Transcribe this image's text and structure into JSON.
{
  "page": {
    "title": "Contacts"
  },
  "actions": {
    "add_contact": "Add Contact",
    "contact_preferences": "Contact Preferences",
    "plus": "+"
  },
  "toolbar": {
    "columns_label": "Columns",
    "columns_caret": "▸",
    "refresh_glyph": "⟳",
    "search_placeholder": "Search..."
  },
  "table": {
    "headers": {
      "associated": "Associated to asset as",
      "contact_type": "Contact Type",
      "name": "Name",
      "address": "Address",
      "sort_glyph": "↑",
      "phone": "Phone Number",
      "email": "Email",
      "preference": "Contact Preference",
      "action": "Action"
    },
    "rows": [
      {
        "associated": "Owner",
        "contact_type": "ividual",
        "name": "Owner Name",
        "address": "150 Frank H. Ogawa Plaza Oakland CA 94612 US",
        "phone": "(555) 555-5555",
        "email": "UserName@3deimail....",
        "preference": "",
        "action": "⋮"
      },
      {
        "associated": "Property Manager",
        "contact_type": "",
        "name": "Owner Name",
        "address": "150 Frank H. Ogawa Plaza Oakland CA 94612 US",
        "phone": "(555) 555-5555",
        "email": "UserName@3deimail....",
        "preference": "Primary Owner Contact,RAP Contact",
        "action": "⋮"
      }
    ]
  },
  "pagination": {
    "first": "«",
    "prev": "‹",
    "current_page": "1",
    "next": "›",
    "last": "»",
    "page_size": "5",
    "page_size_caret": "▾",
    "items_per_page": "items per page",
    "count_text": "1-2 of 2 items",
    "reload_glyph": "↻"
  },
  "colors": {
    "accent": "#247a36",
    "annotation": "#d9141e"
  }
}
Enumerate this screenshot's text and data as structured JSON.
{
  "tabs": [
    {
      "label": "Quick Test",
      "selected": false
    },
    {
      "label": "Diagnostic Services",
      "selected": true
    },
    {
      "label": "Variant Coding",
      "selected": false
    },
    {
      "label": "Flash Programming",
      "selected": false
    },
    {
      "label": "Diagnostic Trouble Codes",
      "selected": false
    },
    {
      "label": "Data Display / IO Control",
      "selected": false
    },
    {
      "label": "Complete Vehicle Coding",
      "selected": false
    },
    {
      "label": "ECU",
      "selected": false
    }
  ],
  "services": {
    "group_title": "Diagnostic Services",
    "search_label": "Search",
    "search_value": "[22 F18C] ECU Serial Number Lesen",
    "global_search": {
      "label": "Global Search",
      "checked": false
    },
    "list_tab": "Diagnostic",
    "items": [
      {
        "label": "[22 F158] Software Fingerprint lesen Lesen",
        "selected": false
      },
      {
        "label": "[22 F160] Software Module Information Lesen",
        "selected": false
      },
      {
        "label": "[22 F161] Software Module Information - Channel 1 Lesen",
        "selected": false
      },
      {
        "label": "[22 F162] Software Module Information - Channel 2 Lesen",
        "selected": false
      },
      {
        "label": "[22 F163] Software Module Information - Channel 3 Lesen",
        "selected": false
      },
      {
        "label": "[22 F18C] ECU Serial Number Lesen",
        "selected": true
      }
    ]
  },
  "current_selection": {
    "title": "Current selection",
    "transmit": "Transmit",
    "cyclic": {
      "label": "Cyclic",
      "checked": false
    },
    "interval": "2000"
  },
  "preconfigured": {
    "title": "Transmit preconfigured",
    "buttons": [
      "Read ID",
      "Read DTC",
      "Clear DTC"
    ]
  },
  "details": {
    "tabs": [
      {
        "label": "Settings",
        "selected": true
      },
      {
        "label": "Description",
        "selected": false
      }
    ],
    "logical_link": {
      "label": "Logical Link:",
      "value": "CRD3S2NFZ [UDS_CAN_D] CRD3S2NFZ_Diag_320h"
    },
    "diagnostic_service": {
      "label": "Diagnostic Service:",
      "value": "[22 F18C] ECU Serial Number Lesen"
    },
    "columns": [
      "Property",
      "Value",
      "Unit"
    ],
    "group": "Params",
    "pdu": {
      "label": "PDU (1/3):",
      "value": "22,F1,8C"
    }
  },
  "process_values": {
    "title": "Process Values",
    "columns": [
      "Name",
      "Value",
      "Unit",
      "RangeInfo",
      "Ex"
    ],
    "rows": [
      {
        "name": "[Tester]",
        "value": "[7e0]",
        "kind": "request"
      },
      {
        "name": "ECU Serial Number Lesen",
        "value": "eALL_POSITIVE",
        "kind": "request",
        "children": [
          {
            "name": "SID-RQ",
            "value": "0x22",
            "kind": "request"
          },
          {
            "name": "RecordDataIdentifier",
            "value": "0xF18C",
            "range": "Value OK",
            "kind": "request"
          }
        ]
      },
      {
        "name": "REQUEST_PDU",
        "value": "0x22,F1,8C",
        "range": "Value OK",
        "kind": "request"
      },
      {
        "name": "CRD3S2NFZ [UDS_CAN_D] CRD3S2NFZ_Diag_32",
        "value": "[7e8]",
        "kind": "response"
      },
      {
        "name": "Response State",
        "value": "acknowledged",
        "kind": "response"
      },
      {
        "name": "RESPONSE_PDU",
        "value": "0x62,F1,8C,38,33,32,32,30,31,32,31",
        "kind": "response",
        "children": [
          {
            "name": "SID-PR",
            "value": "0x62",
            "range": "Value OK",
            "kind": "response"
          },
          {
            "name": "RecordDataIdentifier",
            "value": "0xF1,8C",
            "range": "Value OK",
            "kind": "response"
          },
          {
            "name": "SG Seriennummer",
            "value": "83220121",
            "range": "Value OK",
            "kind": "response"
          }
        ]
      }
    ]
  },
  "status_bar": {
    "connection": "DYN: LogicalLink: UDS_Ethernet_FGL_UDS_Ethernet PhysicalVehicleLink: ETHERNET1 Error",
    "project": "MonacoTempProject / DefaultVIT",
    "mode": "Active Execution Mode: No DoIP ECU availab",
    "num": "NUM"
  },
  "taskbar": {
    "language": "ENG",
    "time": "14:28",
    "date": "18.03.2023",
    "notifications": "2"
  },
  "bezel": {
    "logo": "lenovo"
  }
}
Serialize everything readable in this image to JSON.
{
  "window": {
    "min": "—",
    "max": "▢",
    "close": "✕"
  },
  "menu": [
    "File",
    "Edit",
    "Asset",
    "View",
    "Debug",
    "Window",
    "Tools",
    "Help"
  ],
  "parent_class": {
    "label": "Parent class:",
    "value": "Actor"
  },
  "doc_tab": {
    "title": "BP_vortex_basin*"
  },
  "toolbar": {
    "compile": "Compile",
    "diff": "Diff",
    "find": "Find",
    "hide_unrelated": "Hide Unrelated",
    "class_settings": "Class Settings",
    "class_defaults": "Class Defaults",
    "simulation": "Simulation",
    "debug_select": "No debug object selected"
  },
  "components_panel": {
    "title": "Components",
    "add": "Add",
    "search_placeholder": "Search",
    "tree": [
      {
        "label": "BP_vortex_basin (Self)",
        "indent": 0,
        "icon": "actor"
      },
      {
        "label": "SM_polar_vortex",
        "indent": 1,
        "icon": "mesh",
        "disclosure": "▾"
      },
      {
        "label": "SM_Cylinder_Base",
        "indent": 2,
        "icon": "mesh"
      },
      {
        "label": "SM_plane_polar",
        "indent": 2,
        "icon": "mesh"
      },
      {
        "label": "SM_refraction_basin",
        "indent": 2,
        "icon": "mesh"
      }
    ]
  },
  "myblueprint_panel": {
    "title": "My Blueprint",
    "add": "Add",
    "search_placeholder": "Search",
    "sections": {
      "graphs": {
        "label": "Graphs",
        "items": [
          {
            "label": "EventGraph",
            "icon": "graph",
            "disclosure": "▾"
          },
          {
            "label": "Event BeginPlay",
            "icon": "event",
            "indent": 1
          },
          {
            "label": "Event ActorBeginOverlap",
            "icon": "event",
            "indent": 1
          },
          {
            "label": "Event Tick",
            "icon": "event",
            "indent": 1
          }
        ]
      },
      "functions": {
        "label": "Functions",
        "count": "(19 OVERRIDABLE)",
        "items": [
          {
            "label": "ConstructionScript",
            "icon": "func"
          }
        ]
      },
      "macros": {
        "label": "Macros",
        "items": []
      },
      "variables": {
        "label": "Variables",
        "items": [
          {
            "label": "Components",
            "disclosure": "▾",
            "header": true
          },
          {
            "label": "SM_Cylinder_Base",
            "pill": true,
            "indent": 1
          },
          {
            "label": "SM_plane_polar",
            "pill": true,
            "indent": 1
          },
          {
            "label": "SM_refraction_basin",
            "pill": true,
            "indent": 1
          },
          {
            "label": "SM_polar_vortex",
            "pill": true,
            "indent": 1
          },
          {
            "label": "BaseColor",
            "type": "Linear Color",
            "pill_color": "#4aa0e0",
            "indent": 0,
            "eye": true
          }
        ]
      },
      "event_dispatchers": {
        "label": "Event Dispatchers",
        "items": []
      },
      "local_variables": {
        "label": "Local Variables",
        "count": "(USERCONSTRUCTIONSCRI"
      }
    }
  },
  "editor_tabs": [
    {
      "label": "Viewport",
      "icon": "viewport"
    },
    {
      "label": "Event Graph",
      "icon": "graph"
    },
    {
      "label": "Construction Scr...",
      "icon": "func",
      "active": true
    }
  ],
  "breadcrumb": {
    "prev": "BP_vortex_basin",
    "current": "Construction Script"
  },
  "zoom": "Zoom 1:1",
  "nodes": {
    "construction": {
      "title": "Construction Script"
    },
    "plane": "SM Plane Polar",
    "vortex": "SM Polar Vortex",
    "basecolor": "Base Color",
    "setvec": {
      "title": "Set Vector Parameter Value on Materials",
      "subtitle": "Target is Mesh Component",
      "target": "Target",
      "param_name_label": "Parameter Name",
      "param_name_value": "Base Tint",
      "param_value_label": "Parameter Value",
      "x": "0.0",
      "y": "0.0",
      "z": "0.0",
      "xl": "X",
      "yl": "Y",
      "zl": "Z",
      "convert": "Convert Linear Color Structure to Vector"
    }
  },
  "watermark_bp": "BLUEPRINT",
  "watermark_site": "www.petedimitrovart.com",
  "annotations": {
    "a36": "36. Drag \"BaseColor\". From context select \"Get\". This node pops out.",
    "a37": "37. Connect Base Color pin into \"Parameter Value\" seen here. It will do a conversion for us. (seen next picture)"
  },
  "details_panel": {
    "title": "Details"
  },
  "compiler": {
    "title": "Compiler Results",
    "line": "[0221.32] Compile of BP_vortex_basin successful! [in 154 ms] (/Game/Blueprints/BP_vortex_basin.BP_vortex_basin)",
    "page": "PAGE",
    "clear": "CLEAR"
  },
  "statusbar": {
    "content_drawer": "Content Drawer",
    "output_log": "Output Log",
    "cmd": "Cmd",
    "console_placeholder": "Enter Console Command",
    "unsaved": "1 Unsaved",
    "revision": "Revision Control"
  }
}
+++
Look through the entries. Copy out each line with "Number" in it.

      "phone": "Phone Number",
    "search_value": "[22 F18C] ECU Serial Number Lesen",
        "label": "[22 F18C] ECU Serial Number Lesen",
      "value": "[22 F18C] ECU Serial Number Lesen"
        "name": "ECU Serial Number Lesen",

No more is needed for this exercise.